• [Goal of the exercise]
Locate every line below that contains the word "البث" and copy it.

::: Provided entries :::

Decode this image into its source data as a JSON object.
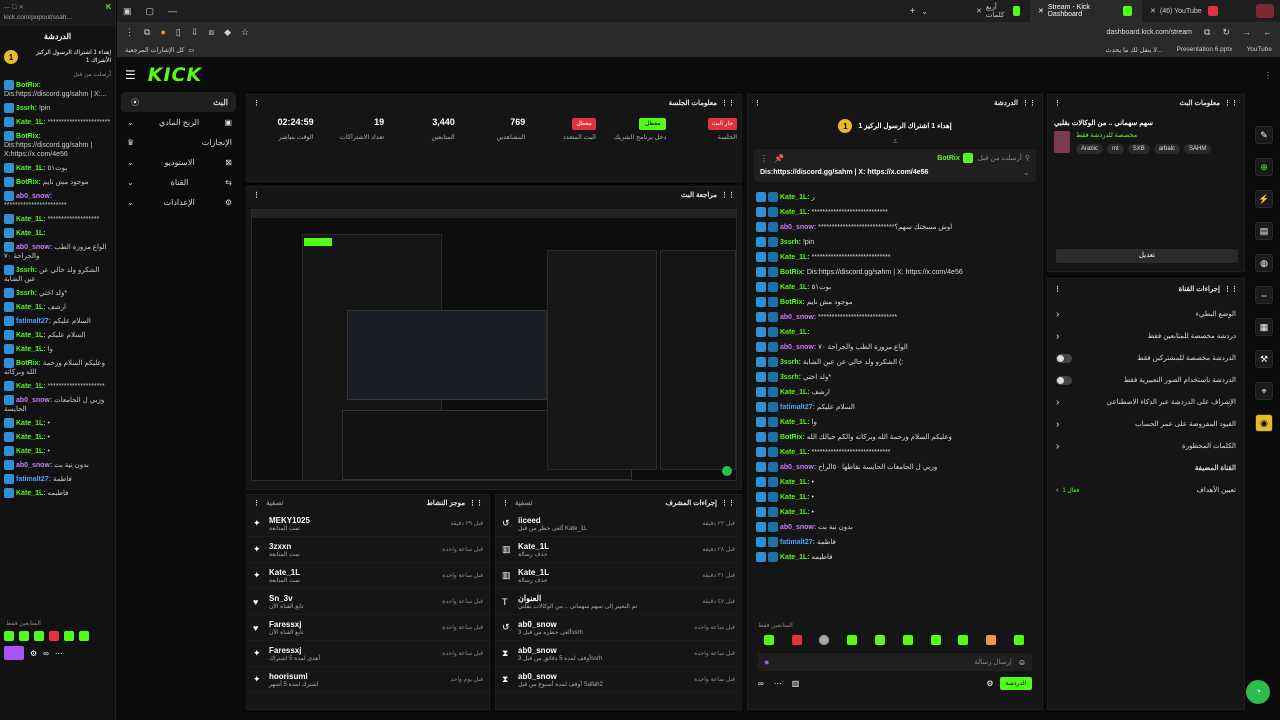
{
  "popout": {
    "url": "kick.com/popout/ssah...",
    "title": "الدردشة",
    "pinned_line1": "إهداء 1 اشتراك الرسول الركيز",
    "pinned_line2": "1 الأشراك",
    "sent_by": "أرسلت من قبل",
    "msgs": [
      {
        "user": "BotRix:",
        "text": "Dis:https://discord.gg/sahm | X:...",
        "color": "#53fc18"
      },
      {
        "user": "3ssrh:",
        "text": "!pin",
        "color": "#53fc18"
      },
      {
        "user": "Kate_1L:",
        "text": "***********************",
        "color": "#53fc18"
      },
      {
        "user": "BotRix:",
        "text": "Dis:https://discord.gg/sahm | X:https://x.com/4e56",
        "color": "#53fc18"
      },
      {
        "user": "Kate_1L:",
        "text": "بوت٥١",
        "color": "#53fc18"
      },
      {
        "user": "BotRix:",
        "text": "موجود مش نايم",
        "color": "#53fc18"
      },
      {
        "user": "ab0_snow:",
        "text": "***********************",
        "color": "#c97bff"
      },
      {
        "user": "Kate_1L:",
        "text": "*******************",
        "color": "#53fc18"
      },
      {
        "user": "Kate_1L:",
        "text": "",
        "color": "#53fc18"
      },
      {
        "user": "ab0_snow:",
        "text": "الواع مزوزة الطب والجراحة ٧٠",
        "color": "#c97bff"
      },
      {
        "user": "3ssrh:",
        "text": "الشكرو ولد خالي عن عين الشابة",
        "color": "#53fc18"
      },
      {
        "user": "3ssrh:",
        "text": "ولد اختي*",
        "color": "#53fc18"
      },
      {
        "user": "Kate_1L:",
        "text": "ارشف",
        "color": "#53fc18"
      },
      {
        "user": "fatimalt27:",
        "text": "السلام عليكم",
        "color": "#4aa3ff"
      },
      {
        "user": "Kate_1L:",
        "text": "السلام عليكم",
        "color": "#53fc18"
      },
      {
        "user": "Kate_1L:",
        "text": "وا",
        "color": "#53fc18"
      },
      {
        "user": "BotRix:",
        "text": "وعليكم السلام ورحمة الله وبركاته",
        "color": "#53fc18"
      },
      {
        "user": "Kate_1L:",
        "text": "*********************",
        "color": "#53fc18"
      },
      {
        "user": "ab0_snow:",
        "text": "وزيي ل الجامعات الحايسة",
        "color": "#c97bff"
      },
      {
        "user": "Kate_1L:",
        "text": "•",
        "color": "#53fc18"
      },
      {
        "user": "Kate_1L:",
        "text": "•",
        "color": "#53fc18"
      },
      {
        "user": "Kate_1L:",
        "text": "•",
        "color": "#53fc18"
      },
      {
        "user": "ab0_snow:",
        "text": "بدون نية بت",
        "color": "#c97bff"
      },
      {
        "user": "fatimalt27:",
        "text": "فاطمة",
        "color": "#4aa3ff"
      },
      {
        "user": "Kate_1L:",
        "text": "فاطيمه",
        "color": "#53fc18"
      }
    ],
    "followers_only": "المتابعين فقط"
  },
  "tabs": [
    {
      "label": "أربع كلمات"
    },
    {
      "label": "Stream - Kick Dashboard"
    },
    {
      "label": "(46) YouTube"
    }
  ],
  "url": "dashboard.kick.com/stream",
  "bookmarks": {
    "folder": "كل الإشارات المرجعية",
    "items": [
      "لا ينقل لك ما يحدث...",
      "Presentation 6.pptx",
      "YouTube"
    ]
  },
  "kick": {
    "logo": "KICK"
  },
  "sidenav": [
    {
      "label": "البث",
      "icon": "broadcast-icon",
      "sel": true
    },
    {
      "label": "الربح المادي",
      "icon": "chevron-icon"
    },
    {
      "label": "الإنجازات",
      "icon": "trophy-icon"
    },
    {
      "label": "الاستوديو",
      "icon": "chevron-icon"
    },
    {
      "label": "القناة",
      "icon": "chevron-icon"
    },
    {
      "label": "الإعدادات",
      "icon": "chevron-icon"
    }
  ],
  "session": {
    "title": "معلومات الجلسة",
    "stats": [
      {
        "value": "02:24:59",
        "label": "الوقت مباشر"
      },
      {
        "value": "19",
        "label": "تعداد الاشتراكات"
      },
      {
        "value": "3,440",
        "label": "المتابعين"
      },
      {
        "value": "769",
        "label": "المشاهدين"
      },
      {
        "value": "معطل",
        "label": "البث المتعدد",
        "btn": "red"
      },
      {
        "value": "معطل",
        "label": "دخل برنامج الشريك",
        "btn": "green"
      },
      {
        "value": "جار البث",
        "label": "الجلسة",
        "btn": "red"
      }
    ]
  },
  "preview": {
    "title": "مراجعة البث"
  },
  "activity": {
    "title": "موجز النشاط",
    "filter": "تصفية",
    "items": [
      {
        "name": "MEKY1025",
        "sub": "تمت المتابعة",
        "time": "قبل ٢٩ دقيقة"
      },
      {
        "name": "3zxxn",
        "sub": "تمت المتابعة",
        "time": "قبل ساعة واحدة"
      },
      {
        "name": "Kate_1L",
        "sub": "تمت المتابعة",
        "time": "قبل ساعة واحدة"
      },
      {
        "name": "Sn_3v",
        "sub": "تابع القناة الآن",
        "time": "قبل ساعة واحدة"
      },
      {
        "name": "Faressxj",
        "sub": "تابع القناة الآن",
        "time": "قبل ساعة واحدة"
      },
      {
        "name": "Faressxj",
        "sub": "أهدى لمدة 5 اشتراك",
        "time": "قبل ساعة واحدة"
      },
      {
        "name": "hoorisuml",
        "sub": "اشترك لمدة 5 أشهر",
        "time": "قبل يوم واحد"
      }
    ]
  },
  "modactions": {
    "title": "إجراءات المشرف",
    "filter": "تصفية",
    "items": [
      {
        "name": "iiceed",
        "sub": "ألغى حظر من قبل Kate_1L",
        "time": "قبل ٢٢ دقيقة"
      },
      {
        "name": "Kate_1L",
        "sub": "حذف رسالة",
        "time": "قبل ٢٨ دقيقة"
      },
      {
        "name": "Kate_1L",
        "sub": "حذف رسالة",
        "time": "قبل ٣١ دقيقة"
      },
      {
        "name": "العنوان",
        "sub": "تم التغيير إلى سهم سهماني .. من الوكالات بقلبي",
        "time": "قبل ٤٧ دقيقة"
      },
      {
        "name": "ab0_snow",
        "sub": "ألغى حظره من قبل 3ssrh",
        "time": "قبل ساعة واحدة"
      },
      {
        "name": "ab0_snow",
        "sub": "أوقف لمدة 5 دقائق من قبل 3ssrh",
        "time": "قبل ساعة واحدة"
      },
      {
        "name": "ab0_snow",
        "sub": "أوقف لمدة أسبوع من قبل Safah2",
        "time": "قبل ساعة واحدة"
      }
    ]
  },
  "chat": {
    "title": "الدردشة",
    "pinned": "إهداء 1 اشتراك الرسول الركيز 1",
    "sent_by": "أرسلت من قبل",
    "pin_user": "BotRix",
    "pin_text": "Dis:https://discord.gg/sahm | X: https://x.com/4e56",
    "msgs": [
      {
        "user": "Kate_1L:",
        "text": "ر",
        "color": "#53fc18"
      },
      {
        "user": "Kate_1L:",
        "text": "****************************",
        "color": "#53fc18"
      },
      {
        "user": "ab0_snow:",
        "text": "****************************اوش مسختك سهم؟",
        "color": "#c97bff"
      },
      {
        "user": "3ssrh:",
        "text": "!pin",
        "color": "#53fc18"
      },
      {
        "user": "Kate_1L:",
        "text": "*****************************",
        "color": "#53fc18"
      },
      {
        "user": "BotRix:",
        "text": "Dis:https://discord.gg/sahm | X: https://x.com/4e56",
        "color": "#53fc18"
      },
      {
        "user": "Kate_1L:",
        "text": "بوت٥١",
        "color": "#53fc18"
      },
      {
        "user": "BotRix:",
        "text": "موجود مش نايم",
        "color": "#53fc18"
      },
      {
        "user": "ab0_snow:",
        "text": "*****************************",
        "color": "#c97bff"
      },
      {
        "user": "Kate_1L:",
        "text": "",
        "color": "#53fc18"
      },
      {
        "user": "ab0_snow:",
        "text": "الواع مزوزة الطب والجراحة ٧٠",
        "color": "#c97bff"
      },
      {
        "user": "3ssrh:",
        "text": "الشكرو ولد خالي عن عين الشابة (:",
        "color": "#53fc18"
      },
      {
        "user": "3ssrh:",
        "text": "ولد اختي*",
        "color": "#53fc18"
      },
      {
        "user": "Kate_1L:",
        "text": "ارشف",
        "color": "#53fc18"
      },
      {
        "user": "fatimalt27:",
        "text": "السلام عليكم",
        "color": "#4aa3ff"
      },
      {
        "user": "Kate_1L:",
        "text": "وا",
        "color": "#53fc18"
      },
      {
        "user": "BotRix:",
        "text": "وعليكم السلام ورحمة الله وبركاته والكم حيالك الله",
        "color": "#53fc18"
      },
      {
        "user": "Kate_1L:",
        "text": "*****************************",
        "color": "#53fc18"
      },
      {
        "user": "ab0_snow:",
        "text": "وزيي ل الجامعات الحايسة نقاطها ٥٠الراح",
        "color": "#c97bff"
      },
      {
        "user": "Kate_1L:",
        "text": "•",
        "color": "#53fc18"
      },
      {
        "user": "Kate_1L:",
        "text": "•",
        "color": "#53fc18"
      },
      {
        "user": "Kate_1L:",
        "text": "•",
        "color": "#53fc18"
      },
      {
        "user": "ab0_snow:",
        "text": "بدون نية بت",
        "color": "#c97bff"
      },
      {
        "user": "fatimalt27:",
        "text": "فاطمة",
        "color": "#4aa3ff"
      },
      {
        "user": "Kate_1L:",
        "text": "فاطيمه",
        "color": "#53fc18"
      }
    ],
    "followers_only": "المتابعين فقط",
    "input_placeholder": "إرسال رسالة",
    "send_label": "الدردشة"
  },
  "streaminfo": {
    "title": "معلومات البث",
    "stream_title": "سهم سهماني .. من الوكالات بقلبي",
    "category": "مخصصة للدردشة فقط",
    "tags": [
      "Arabic",
      "mt",
      "SXB",
      "arbalc",
      "SAHM"
    ],
    "edit_label": "تعديل"
  },
  "channelactions": {
    "title": "إجراءات القناة",
    "rows": [
      {
        "label": "الوضع البطيء",
        "ctrl": "chevron"
      },
      {
        "label": "دردشة مخصصة للمتابعين فقط",
        "ctrl": "chevron"
      },
      {
        "label": "الدردشة مخصصة للمشتركين فقط",
        "ctrl": "toggle"
      },
      {
        "label": "الدردشة باستخدام الصور التعبيرية فقط",
        "ctrl": "toggle"
      },
      {
        "label": "الإشراف على الدردشة عبر الذكاء الاصطناعي",
        "ctrl": "chevron"
      },
      {
        "label": "القيود المفروضة على عمر الحساب",
        "ctrl": "chevron"
      },
      {
        "label": "الكلمات المحظورة",
        "ctrl": "chevron"
      }
    ],
    "hosting_label": "القناة المضيفة",
    "raid_label": "تعيين الأهداف",
    "raid_value": "فعال 1"
  }
}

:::

• [Task answer]
      "label": "البث",
        "label": "البث المتعدد",
        "value": "جار البث",
    "title": "مراجعة البث"
    "title": "معلومات البث",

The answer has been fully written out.